The end of contract law

A seller’s experience being ripped off by a buyer with the full legal assistance of the payment processor shows how the Internet economy is increasingly post-contractual.

So I went back to court today with the impression that I would have a quick and simple trial with the buyer. A couple of amateurs. It was before the same judge as my trial with PayPal. So the judge consolidated the two cases. So I was again met by a high-priced attorney representing PayPal. We end up in the court room for another 2 1/2 hr trial in what can only be described as a legal menage a trois between myself, Paypal, and the buyer. Three different parties, three different interests. To open, PayPal‘s attorney presents about an inch thick file with all of the research and case law as he sees pertains to the previous trial that is still under consideration. At one point, the judge made a comment that PayPal has to have spent more than $14,000 to defend a small claims case. I suspect that PayPal is taking this so seriously because for $70 and no experience, I think I have made a worthy case to punch holes in their user agreement. I suspect this may have much larger implications and consequences on the line for them.

I found it somewhat awkward and put me at a disadvantage to first have to argue that I fulfilled all of my obligations to the buyer as a seller. There are many unnecessary details to this case that I won’t go into detail here, but in our communication, the buyer was offered insurance and declined and agreed to be responsible for the risk of shipping. So I had to argue that he was responsible for any potential loss. At the same time, I had to argue that the transaction between the buyer and myself was complete. It was PayPal who came in after the fact to reverse those charges and take the money from me. And I argued that this was done in breach of their contract as it specifically does not cover financial product or investment of any type. The buyer argued that since he paid with PayPal, he believed he was under the terms of PayPal which required confirmation of shipping, signature confirmation, etc. The judge also made the comment that the buyer could say he completed his obligation by making payment. It was PayPal that took the money from me, not the buyer. This was something he would have to consider. PayPal argued that because we were both in breach of contract and had a dispute between us, that it is their right to arbitrarily decide.

In short, it is a triangular mess but with some important points to consider for the judge and PayPal as a whole that could have much wider ranging implications. The judge states that he will have to research the decision and it would be 3 to 4 weeks, at a minimum, before he would have a written decision….

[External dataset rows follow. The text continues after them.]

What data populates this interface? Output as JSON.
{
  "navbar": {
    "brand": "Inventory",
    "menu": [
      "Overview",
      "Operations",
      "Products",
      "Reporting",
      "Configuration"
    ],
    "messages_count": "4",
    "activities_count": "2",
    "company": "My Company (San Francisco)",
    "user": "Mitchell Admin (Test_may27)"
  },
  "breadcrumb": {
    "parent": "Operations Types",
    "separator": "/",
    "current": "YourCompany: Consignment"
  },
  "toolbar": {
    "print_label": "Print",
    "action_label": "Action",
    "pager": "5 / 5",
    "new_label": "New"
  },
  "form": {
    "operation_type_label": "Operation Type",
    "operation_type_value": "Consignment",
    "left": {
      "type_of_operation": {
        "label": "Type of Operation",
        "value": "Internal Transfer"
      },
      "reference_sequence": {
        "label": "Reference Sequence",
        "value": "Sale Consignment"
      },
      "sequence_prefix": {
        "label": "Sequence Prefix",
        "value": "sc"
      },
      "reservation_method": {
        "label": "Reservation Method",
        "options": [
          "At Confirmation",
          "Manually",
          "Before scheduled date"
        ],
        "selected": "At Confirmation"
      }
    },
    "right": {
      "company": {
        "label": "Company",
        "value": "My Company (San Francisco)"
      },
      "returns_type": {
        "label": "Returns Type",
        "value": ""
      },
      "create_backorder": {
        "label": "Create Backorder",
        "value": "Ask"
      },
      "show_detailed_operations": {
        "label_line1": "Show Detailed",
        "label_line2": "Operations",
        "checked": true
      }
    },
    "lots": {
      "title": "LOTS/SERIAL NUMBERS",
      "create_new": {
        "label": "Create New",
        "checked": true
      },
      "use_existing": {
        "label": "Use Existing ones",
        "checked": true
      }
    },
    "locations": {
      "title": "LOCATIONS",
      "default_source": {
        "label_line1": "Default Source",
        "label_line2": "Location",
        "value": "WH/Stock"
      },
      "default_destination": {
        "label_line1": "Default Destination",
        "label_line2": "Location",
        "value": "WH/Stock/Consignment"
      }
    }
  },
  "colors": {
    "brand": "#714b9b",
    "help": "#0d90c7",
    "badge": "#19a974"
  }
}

I received a 24 page verdict from the judge.  I have honestly not read it in its entirety as it has many references to previous case law and legal minutia that does not interest me.  In summary, unfortunately things did not break my way.  My first case against the buyer was dismissed for the small claims court lacking jurisdiction over a Canadian citizen.  There are many pages of explanation, but basically I can file in a Canadian court, if desired.  In reading the judge’s commentary and perhaps reading between the lines, I believe I would win the case.  The question is would it be worth the hassle.  I will consider whether or not to refile in a Candian small claims court, or their equivalent.  I do not believe I will be shipping to Canada again in the future.  Not worth the hassle. 

As for the case against Paypal, again the verdict did not break in my favor.  While I was successful in showing precious metals are in fact not covered under the Buyer’s Protection Program, ultimately the judgement states I can not say Paypal was in breach of contract while I myself was also in breach of the same contract.  By failing to acquire pre-approval for shipping of precious metals, I breached the contract.  This breach, in essence, gave Paypal the right to decide at their discretion.  In summary, I do not plan to accept or utilize Paypal for any transactions involving precious metals in the future.  I see posts that others view this as a “red flag” and they would not enter into a transaction with a seller who does not accept Paypal.  I suppose I am more than willing to pass on those buyers.

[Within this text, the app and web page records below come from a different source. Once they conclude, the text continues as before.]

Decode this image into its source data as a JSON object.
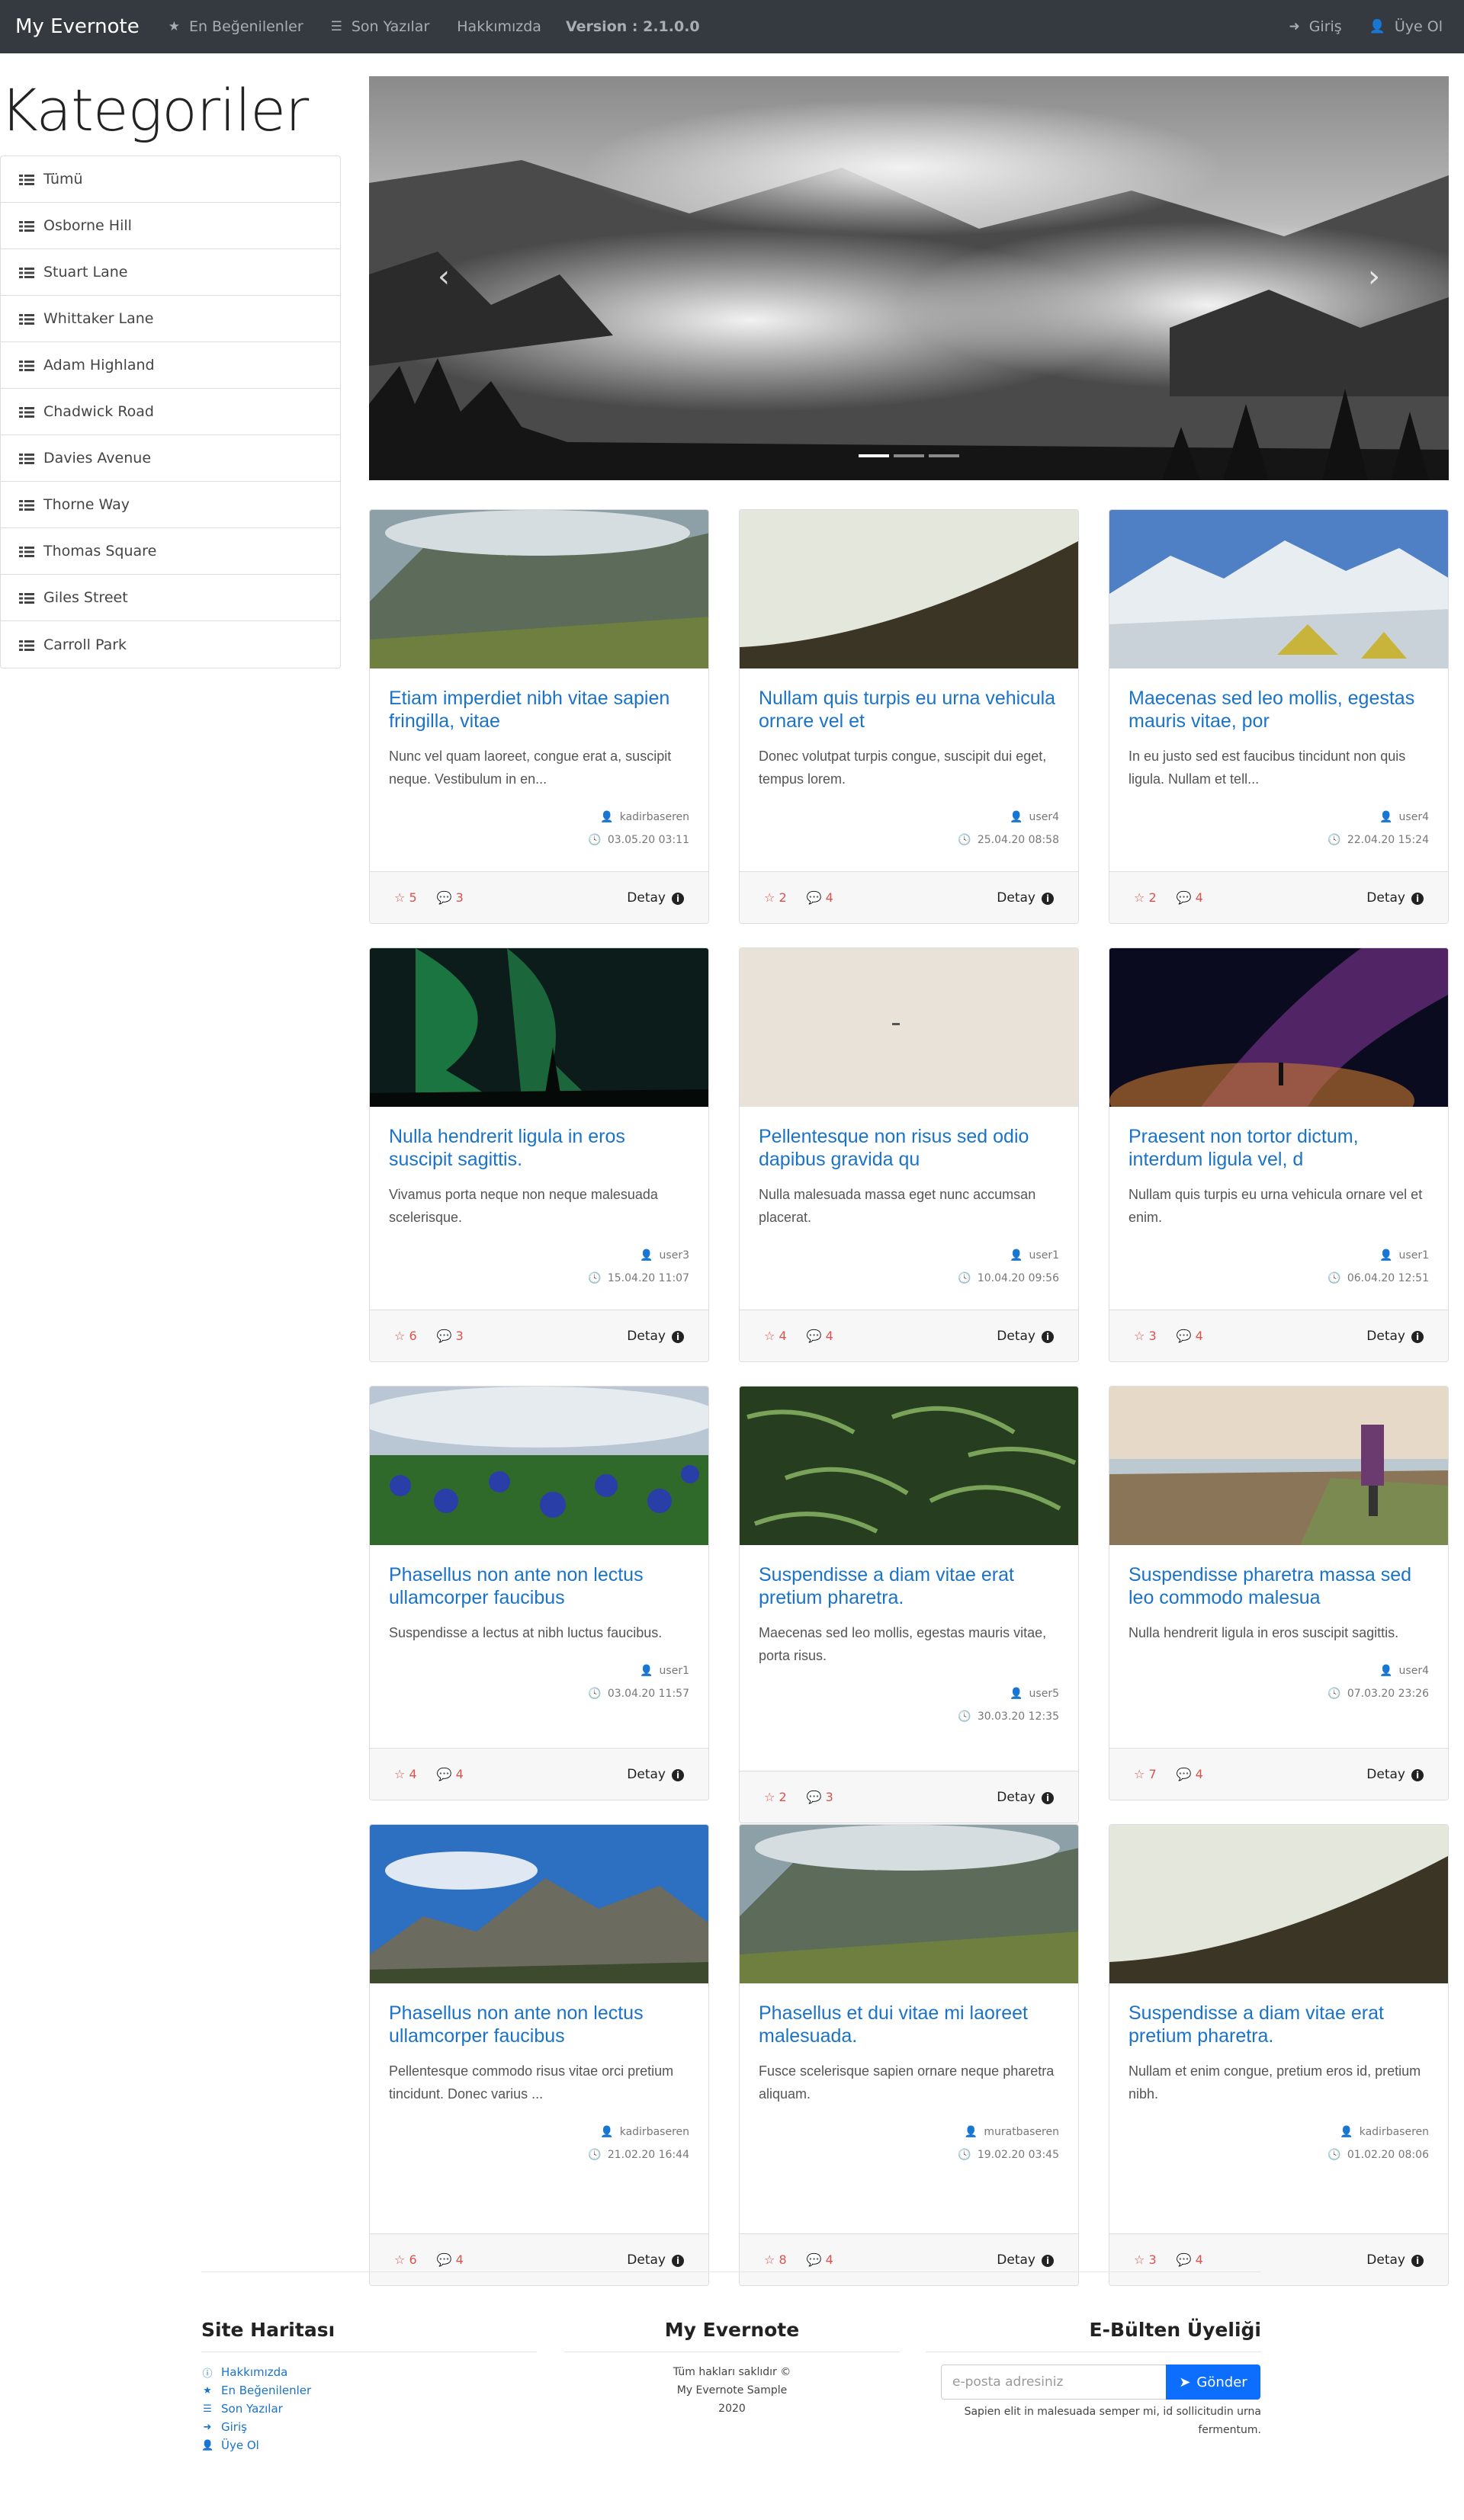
{
  "navbar": {
    "brand": "My Evernote",
    "items": [
      {
        "label": "En Beğenilenler",
        "icon": "star-icon"
      },
      {
        "label": "Son Yazılar",
        "icon": "list-icon"
      },
      {
        "label": "Hakkımızda",
        "icon": ""
      }
    ],
    "version": "Version : 2.1.0.0",
    "right": [
      {
        "label": "Giriş",
        "icon": "sign-in-icon"
      },
      {
        "label": "Üye Ol",
        "icon": "user-icon"
      }
    ]
  },
  "sidebar": {
    "title": "Kategoriler",
    "items": [
      "Tümü",
      "Osborne Hill",
      "Stuart Lane",
      "Whittaker Lane",
      "Adam Highland",
      "Chadwick Road",
      "Davies Avenue",
      "Thorne Way",
      "Thomas Square",
      "Giles Street",
      "Carroll Park"
    ]
  },
  "carousel": {
    "prev": "‹",
    "next": "›",
    "slides": 3,
    "active": 0
  },
  "cards": [
    {
      "title": "Etiam imperdiet nibh vitae sapien fringilla, vitae",
      "text": "Nunc vel quam laoreet, congue erat a, suscipit neque. Vestibulum in en...",
      "user": "kadirbaseren",
      "date": "03.05.20 03:11",
      "likes": "5",
      "comments": "3",
      "detail": "Detay"
    },
    {
      "title": "Nullam quis turpis eu urna vehicula ornare vel et",
      "text": "Donec volutpat turpis congue, suscipit dui eget, tempus lorem.",
      "user": "user4",
      "date": "25.04.20 08:58",
      "likes": "2",
      "comments": "4",
      "detail": "Detay"
    },
    {
      "title": "Maecenas sed leo mollis, egestas mauris vitae, por",
      "text": "In eu justo sed est faucibus tincidunt non quis ligula. Nullam et tell...",
      "user": "user4",
      "date": "22.04.20 15:24",
      "likes": "2",
      "comments": "4",
      "detail": "Detay"
    },
    {
      "title": "Nulla hendrerit ligula in eros suscipit sagittis.",
      "text": "Vivamus porta neque non neque malesuada scelerisque.",
      "user": "user3",
      "date": "15.04.20 11:07",
      "likes": "6",
      "comments": "3",
      "detail": "Detay"
    },
    {
      "title": "Pellentesque non risus sed odio dapibus gravida qu",
      "text": "Nulla malesuada massa eget nunc accumsan placerat.",
      "user": "user1",
      "date": "10.04.20 09:56",
      "likes": "4",
      "comments": "4",
      "detail": "Detay"
    },
    {
      "title": "Praesent non tortor dictum, interdum ligula vel, d",
      "text": "Nullam quis turpis eu urna vehicula ornare vel et enim.",
      "user": "user1",
      "date": "06.04.20 12:51",
      "likes": "3",
      "comments": "4",
      "detail": "Detay"
    },
    {
      "title": "Phasellus non ante non lectus ullamcorper faucibus",
      "text": "Suspendisse a lectus at nibh luctus faucibus.",
      "user": "user1",
      "date": "03.04.20 11:57",
      "likes": "4",
      "comments": "4",
      "detail": "Detay"
    },
    {
      "title": "Suspendisse a diam vitae erat pretium pharetra.",
      "text": "Maecenas sed leo mollis, egestas mauris vitae, porta risus.",
      "user": "user5",
      "date": "30.03.20 12:35",
      "likes": "2",
      "comments": "3",
      "detail": "Detay"
    },
    {
      "title": "Suspendisse pharetra massa sed leo commodo malesua",
      "text": "Nulla hendrerit ligula in eros suscipit sagittis.",
      "user": "user4",
      "date": "07.03.20 23:26",
      "likes": "7",
      "comments": "4",
      "detail": "Detay"
    },
    {
      "title": "Phasellus non ante non lectus ullamcorper faucibus",
      "text": "Pellentesque commodo risus vitae orci pretium tincidunt. Donec varius ...",
      "user": "kadirbaseren",
      "date": "21.02.20 16:44",
      "likes": "6",
      "comments": "4",
      "detail": "Detay"
    },
    {
      "title": "Phasellus et dui vitae mi laoreet malesuada.",
      "text": "Fusce scelerisque sapien ornare neque pharetra aliquam.",
      "user": "muratbaseren",
      "date": "19.02.20 03:45",
      "likes": "8",
      "comments": "4",
      "detail": "Detay"
    },
    {
      "title": "Suspendisse a diam vitae erat pretium pharetra.",
      "text": "Nullam et enim congue, pretium eros id, pretium nibh.",
      "user": "kadirbaseren",
      "date": "01.02.20 08:06",
      "likes": "3",
      "comments": "4",
      "detail": "Detay"
    }
  ],
  "footer": {
    "sitemap_title": "Site Haritası",
    "sitemap": [
      {
        "label": "Hakkımızda",
        "icon": "info-icon"
      },
      {
        "label": "En Beğenilenler",
        "icon": "star-icon"
      },
      {
        "label": "Son Yazılar",
        "icon": "list-icon"
      },
      {
        "label": "Giriş",
        "icon": "sign-in-icon"
      },
      {
        "label": "Üye Ol",
        "icon": "user-icon"
      }
    ],
    "center_title": "My Evernote",
    "copyright_1": "Tüm hakları saklıdır ©",
    "copyright_2": "My Evernote Sample",
    "copyright_3": "2020",
    "newsletter_title": "E-Bülten Üyeliği",
    "newsletter_placeholder": "e-posta adresiniz",
    "newsletter_button": "Gönder",
    "newsletter_note": "Sapien elit in malesuada semper mi, id sollicitudin urna fermentum."
  },
  "colors": {
    "navbar": "#343a40",
    "link": "#1a73c8",
    "like": "#d9534f",
    "button": "#0d6efd"
  }
}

Hope this can help someone else in the future.

One thing that is now eminently clear is that both judges and arbitrators only give lip service to the idea that the consumer cannot reasonably be expected to be aware of all the legal fine print. Arbitrators in particular will absolutely hold the consumer responsible for every jot and tittle they know perfectly well that he hasn’t read, and they will do so despite being completely unfamiliar with their own arbitration rules. And by “completely unfamiliar”, I mean literally not knowing what the actual Rule 1 says. This is why the California legislature is regularly passing stronger and stronger protections for consumers, because both the legal system and the private judging system refuse to accept the reality of the corporate deck being stacked completely against the consumer.

Thus, they will readily ignore the contract, the law, and even their own rules in order to let the corporation off the hook if they can find any excuse to do so. Fortunately, the law, especially in California, is considerably harsher on corporate misbehavior than people commonly believe, so it is very far from impossible to beat them in court, so long as no obvious mistakes are made. For example, it is obvious that a state court has no jurisdiction over a Canadian, although of course if the seller had originally filed in Canada, Paypal’s lawyers would probably have argued that the seller had no standing in Canada and who knows what a Canadian judge would have to say about that.

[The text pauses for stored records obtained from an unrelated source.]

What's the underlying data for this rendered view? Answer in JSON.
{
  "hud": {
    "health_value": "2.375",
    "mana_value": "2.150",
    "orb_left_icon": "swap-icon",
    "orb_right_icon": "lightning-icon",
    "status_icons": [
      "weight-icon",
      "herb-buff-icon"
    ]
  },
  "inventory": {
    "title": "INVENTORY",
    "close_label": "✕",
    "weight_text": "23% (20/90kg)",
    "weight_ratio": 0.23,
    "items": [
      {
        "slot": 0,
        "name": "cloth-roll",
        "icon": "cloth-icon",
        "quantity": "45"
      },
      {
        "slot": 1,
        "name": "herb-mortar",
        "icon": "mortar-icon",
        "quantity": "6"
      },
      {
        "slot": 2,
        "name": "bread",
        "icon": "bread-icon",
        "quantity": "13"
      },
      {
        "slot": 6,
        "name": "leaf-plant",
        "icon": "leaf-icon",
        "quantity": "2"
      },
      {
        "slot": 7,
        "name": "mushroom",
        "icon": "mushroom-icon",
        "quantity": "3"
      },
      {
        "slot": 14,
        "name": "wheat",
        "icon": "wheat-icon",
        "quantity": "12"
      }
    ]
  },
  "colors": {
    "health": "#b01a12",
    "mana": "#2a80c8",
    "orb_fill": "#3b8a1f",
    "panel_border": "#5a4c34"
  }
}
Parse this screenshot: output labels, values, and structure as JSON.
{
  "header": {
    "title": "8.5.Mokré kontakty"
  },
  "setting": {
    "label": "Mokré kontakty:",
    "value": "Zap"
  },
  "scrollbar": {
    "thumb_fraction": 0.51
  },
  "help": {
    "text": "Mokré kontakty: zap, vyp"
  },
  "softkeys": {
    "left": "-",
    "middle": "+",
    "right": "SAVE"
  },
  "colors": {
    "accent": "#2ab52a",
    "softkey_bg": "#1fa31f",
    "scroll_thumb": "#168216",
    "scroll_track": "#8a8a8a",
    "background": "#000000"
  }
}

Anyhow, this post-contractual legal environment spells eventual disaster for the neo-liberal global economy, and is another indication of the shift to nationalism and localism.